A SpaceX Falcon 9 rocket carrying the company’s Crew Dragon spacecraft is launched on the Demo-2 mission with NASA astronauts Robert Behnken and Douglas Hurley onboard.

NASA/Bill Ingalls

Part of the testing of Crew Dragon while docked with the space station was a habitability test. That was to ensure four astronauts can perform necessary tasks when they are all inside the spacecraft. 

SpaceX’s Crew Dragon spacecraft docks with the International Space Station on May 30, 2020.

NASA

Endeavour departed the space station on Saturday evening while in orbit above South Africa.

Next mission in late September

Assuming the data reviews from Demo-2 do not show up any major issues, NASA plans to launch the SpaceX Crew-1 mission in late September. That will be the first operational mission of SpaceX’s Crew Dragon and will carry NASA astronauts Mike Hopkins, Victor Glover, Shannon Walker and JAXA astronaut Soichi Noguchi, the first four person crew.

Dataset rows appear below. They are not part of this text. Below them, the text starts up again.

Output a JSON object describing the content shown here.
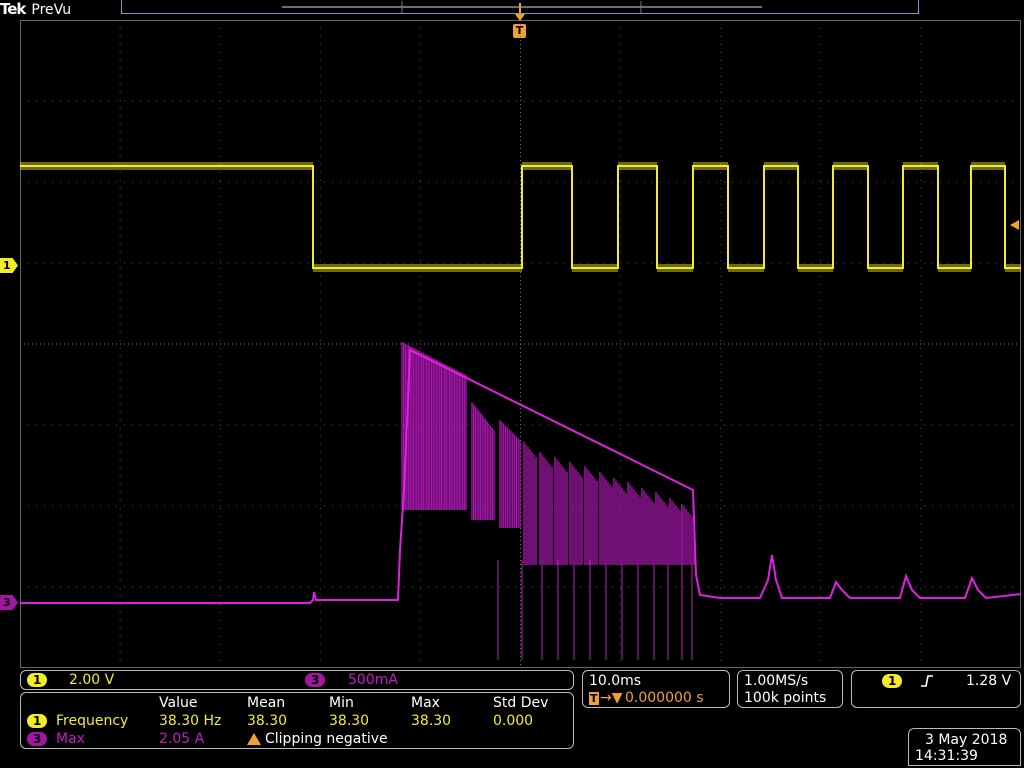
{
  "header": {
    "brand": "Tek",
    "mode": "PreVu"
  },
  "trigger_marker": "T",
  "colors": {
    "ch1": "#f2ec2b",
    "ch3": "#e020e0",
    "grid": "#555555",
    "trigger": "#f0a030"
  },
  "ch1_scale": {
    "channel": "1",
    "label": "2.00 V"
  },
  "ch3_scale": {
    "channel": "3",
    "label": "500mA"
  },
  "measurements": {
    "headers": [
      "Value",
      "Mean",
      "Min",
      "Max",
      "Std Dev"
    ],
    "row1": {
      "channel": "1",
      "name": "Frequency",
      "value": "38.30 Hz",
      "mean": "38.30",
      "min": "38.30",
      "max": "38.30",
      "std": "0.000"
    },
    "row2": {
      "channel": "3",
      "name": "Max",
      "value": "2.05 A",
      "warning": "Clipping negative"
    }
  },
  "horizontal": {
    "scale": "10.0ms",
    "position": "0.000000 s"
  },
  "acquisition": {
    "rate": "1.00MS/s",
    "points": "100k points"
  },
  "trigger": {
    "channel": "1",
    "level": "1.28 V"
  },
  "datetime": {
    "date": "3 May 2018",
    "time": "14:31:39"
  }
}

From left to right, NASA astronauts Shannon Walker, Victor Glover, Mike Hopkins and JAXA astronaut Soichi Noguchi.

NASA

Subscribe to CNBC PRO for exclusive insights and analysis, and live business day programming from around the world.

Leave a Reply